Going into the Liberal policy conference in Montreal last weekend, the papers were full of comparisons to the Aylmer conference of 1991, or even the Kingston conference of 1960—places of lore, where deep thinkers conjured up new ideas that later propelled the party to victory.
This is how the media imagines policy is born. You close the doors, pour some coffee, and brainstorm for a few hours, like advertising copywriters on a deadline, until a new idea pops into your head. The new idea is so obviously superior to the old that you are elected. Or, conversely, parties fail to meet the media’s demand for “new ideas” and are condemned to electoral hell.
By that standard, the conference was a failure: the only “new idea” to emerge from Montreal was a proposal to freeze corporate tax rates. But perhaps that wasn’t the point. Perhaps the point of the conference was rather to educate Liberals in some unpleasant realities: fiscal, social, political. The point, it seemed to me, was to tell them this wasn’t Kingston. The country’s problems are much different than those it faced in 1960, and so are the solutions.
Which is to say: the Liberal party itself is in a vastly different place than it was then. In 1960, the intellectual winds were blowing the party’s way. The solutions it proposed—public health care, public pensions, a vast expansion of the welfare state—were on the leading edge of contemporary thinking. By 1991, they were playing catch-up, grudgingly accepting the wisdom of free trade and balanced budgets. But against an exhausted Conservative government, it proved enough.
Today the situation is far more dire. In 1960 or 1991, it was still possible for Liberals to hope that, with a turn in the political tides, they could be carried back to power in relatively short order. In 2010, that is a harder case to make. Much is made of the failings of their current leader, Michael Ignatieff, as much was made of the failings of the last, and of the one before that. But the truth is that the Natural Governing Party is in the grip of a historic political realignment, which it is all but powerless to resist.
The only surprise is that we did not see it coming long ago. As recently as 2003, it was still common to refer to the Liberal party as an unstoppable political dynasty, and to Canada as a system almost of one-party rule. Yet that impressive imperial facade concealed deep fissures. The Liberal empire was cracking up, and had been for more than 50 years.

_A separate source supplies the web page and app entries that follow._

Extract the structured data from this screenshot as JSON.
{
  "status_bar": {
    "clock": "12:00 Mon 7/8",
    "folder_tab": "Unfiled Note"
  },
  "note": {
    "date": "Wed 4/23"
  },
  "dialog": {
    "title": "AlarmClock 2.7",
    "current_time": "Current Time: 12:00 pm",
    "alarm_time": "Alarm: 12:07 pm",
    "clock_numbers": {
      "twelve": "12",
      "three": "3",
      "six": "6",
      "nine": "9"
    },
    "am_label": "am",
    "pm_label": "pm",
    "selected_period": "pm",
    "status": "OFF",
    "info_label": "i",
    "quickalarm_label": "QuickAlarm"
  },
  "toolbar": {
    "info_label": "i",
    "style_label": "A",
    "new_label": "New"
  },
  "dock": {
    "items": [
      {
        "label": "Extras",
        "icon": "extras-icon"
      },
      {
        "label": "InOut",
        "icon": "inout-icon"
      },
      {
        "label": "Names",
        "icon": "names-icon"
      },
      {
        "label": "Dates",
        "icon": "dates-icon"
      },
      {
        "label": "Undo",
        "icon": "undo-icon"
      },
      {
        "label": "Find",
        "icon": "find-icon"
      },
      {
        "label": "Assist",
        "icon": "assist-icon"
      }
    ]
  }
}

Go back to 1949. In that year’s election, the first under Louis St. Laurent, the Liberals took 191 of 262 seats to win their fourth straight majority. More impressively, they won a majority of the seats in every region: Ontario, Quebec, the West, and Atlantic Canada. Today they control only the last.
The West was the first to go. The Liberals’ western caucus was cut to single digits in 1957, then obliterated in the Diefenbaker sweep the following year, a calamity from which it has never recovered: 1949 was in fact the last time the Liberals carried the West. In most elections since they have struggled to win a dozen seats.
But that was not so much of a problem for the party, so long as it maintained its historic lock on Quebec. The Liberals won six of seven elections from 1963 through 1980, yet only once (1968) carried the rest of Canada. The difference was Quebec: under Pierre Trudeau, the Liberals routinely racked up more than two-thirds of the seats in the province. But the Mulroney sweep of 1984 ended that, and the party has never really recovered there, either.